What started as a voluntary initiative by a clutch of business houses to report their carbon emissions may help India keep its promise to reduce carbon intensity by 25% by 2020. Hundreds of companies are likely to join them in the next few years.
Godrej & Boyce, Infosys, ITC, Tata Chemicals, NTPC, GAIL, Hindustan Construction Company (HCC), Jet Airways, Ambuja Cement, Yes Bank and Ford Motors are few of the companies that are part of the India Greenhouse Gas Programme.
India made this commitment in 2009 by a declaration in Parliament by then environment minister Jairam Ramesh.
"There are about 100 companies getting their carbon emission measured on a voluntary basis today. Our target is to get at least a 1,000 companies in the next three years," Jamshyd N Godrej, chairman of Godrej & Boyce, one of the industry leaders who spearhead this initiative, told HT.

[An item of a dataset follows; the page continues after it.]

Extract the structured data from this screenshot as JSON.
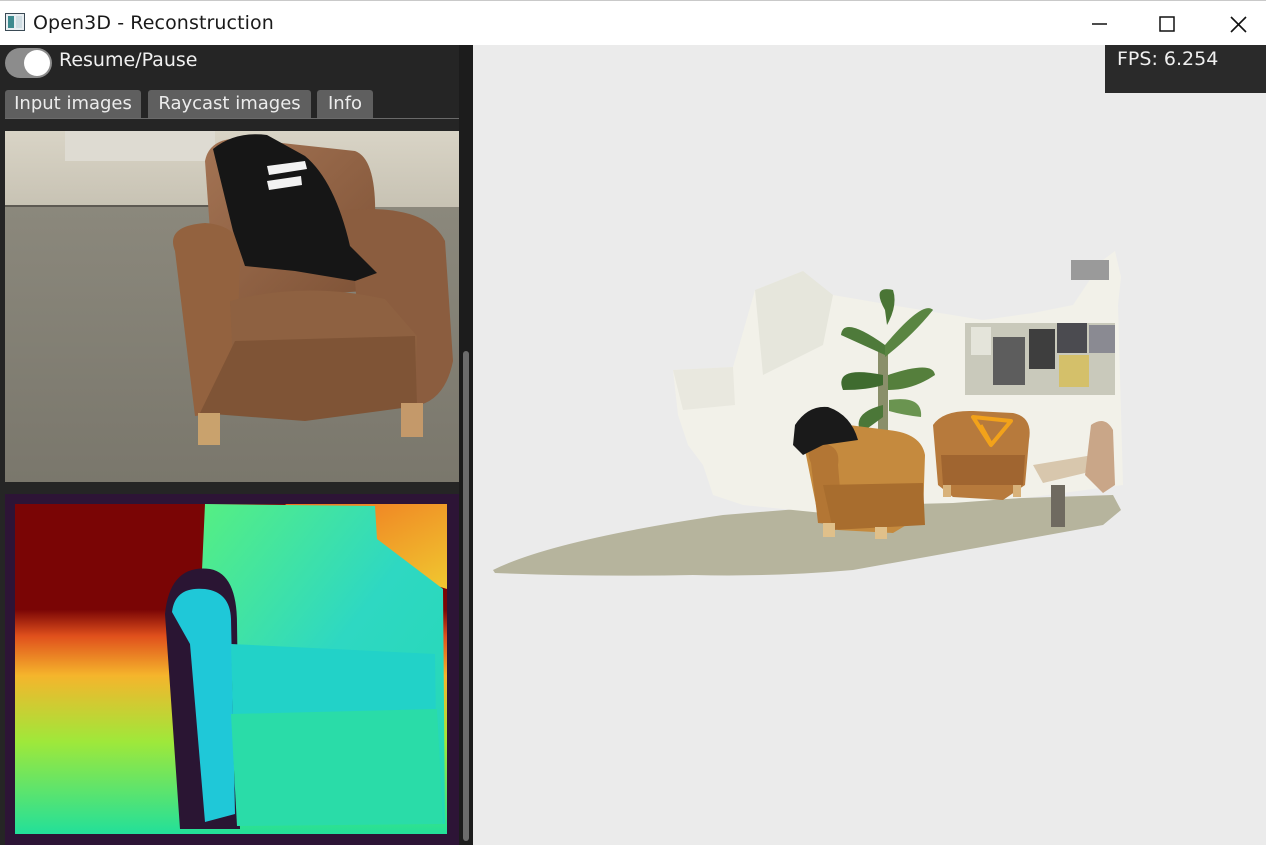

Companies use Greenhouse Gas Protocol standards and tools developed by World Resources Institute (WRI), a global research organisation, to measure and manage their carbon footprint. "Measuring of emission in our production and supply chain systems are important to bring it down significantly over time," said Godrej.

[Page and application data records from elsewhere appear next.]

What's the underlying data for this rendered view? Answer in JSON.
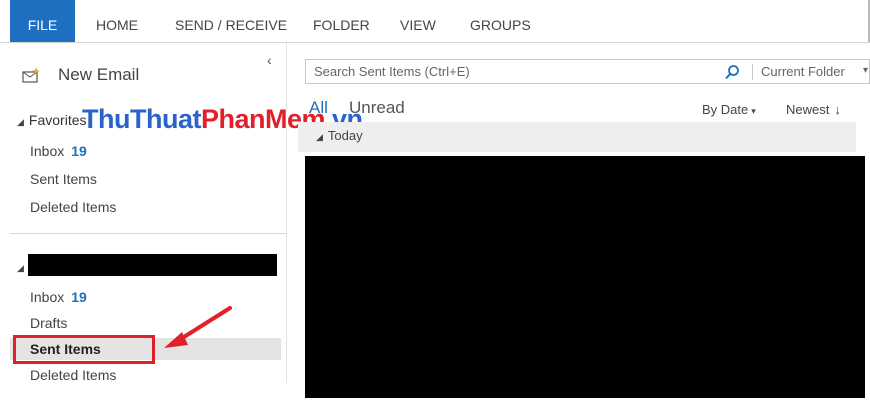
{
  "ribbon": {
    "tabs": [
      "FILE",
      "HOME",
      "SEND / RECEIVE",
      "FOLDER",
      "VIEW",
      "GROUPS"
    ]
  },
  "nav": {
    "new_email_label": "New Email",
    "favorites": {
      "label": "Favorites",
      "items": [
        {
          "label": "Inbox",
          "count": "19"
        },
        {
          "label": "Sent Items"
        },
        {
          "label": "Deleted Items"
        }
      ]
    },
    "account": {
      "items": [
        {
          "label": "Inbox",
          "count": "19"
        },
        {
          "label": "Drafts"
        },
        {
          "label": "Sent Items"
        },
        {
          "label": "Deleted Items"
        }
      ]
    }
  },
  "watermark": {
    "part1": "ThuThuat",
    "part2": "PhanMem",
    "part3": ".vn"
  },
  "message_list": {
    "search_placeholder": "Search Sent Items (Ctrl+E)",
    "scope": "Current Folder",
    "filters": {
      "all": "All",
      "unread": "Unread"
    },
    "sort": {
      "by": "By Date",
      "order": "Newest"
    },
    "group_label": "Today"
  },
  "colors": {
    "accent": "#1e6fc0",
    "highlight": "#e0202a"
  },
  "icons": [
    "new-email-icon",
    "collapse-chevron-icon",
    "search-icon",
    "red-arrow-icon"
  ]
}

"At some stage the international agreement on carbon reduction will come into force. And then the government will make mandatory emission cuts and existing emission norms will become tighter," he said. "It is very much in the interest of companies that you reduce carbon emission. You save money by using less energy," he added.
Godrej said the initiatives have started to bear fruit as consumer goods major ITC, one of the pioneers, has emerged the only company in the world carbon, water and recycling solid waste positive.

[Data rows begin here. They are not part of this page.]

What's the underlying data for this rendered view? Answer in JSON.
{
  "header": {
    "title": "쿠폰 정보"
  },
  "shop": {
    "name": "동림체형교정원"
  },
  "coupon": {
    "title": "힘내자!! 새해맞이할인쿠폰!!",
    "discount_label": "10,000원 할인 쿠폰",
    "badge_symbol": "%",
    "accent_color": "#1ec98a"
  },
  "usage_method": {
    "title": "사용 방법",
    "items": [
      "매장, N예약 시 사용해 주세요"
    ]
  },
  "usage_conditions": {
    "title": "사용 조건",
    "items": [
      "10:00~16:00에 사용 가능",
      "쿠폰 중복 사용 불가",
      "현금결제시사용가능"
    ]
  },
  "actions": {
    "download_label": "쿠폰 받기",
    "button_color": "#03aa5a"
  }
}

The Bureau of Energy Efficiency has initiated a scheme for 500 units in the energy-intensive sectors such as oil and gas, power, steel and cement to trade benefits of carbon reduction among themselves. "It will take some time to gain traction, but will help bring down average carbon emission," said Godrej.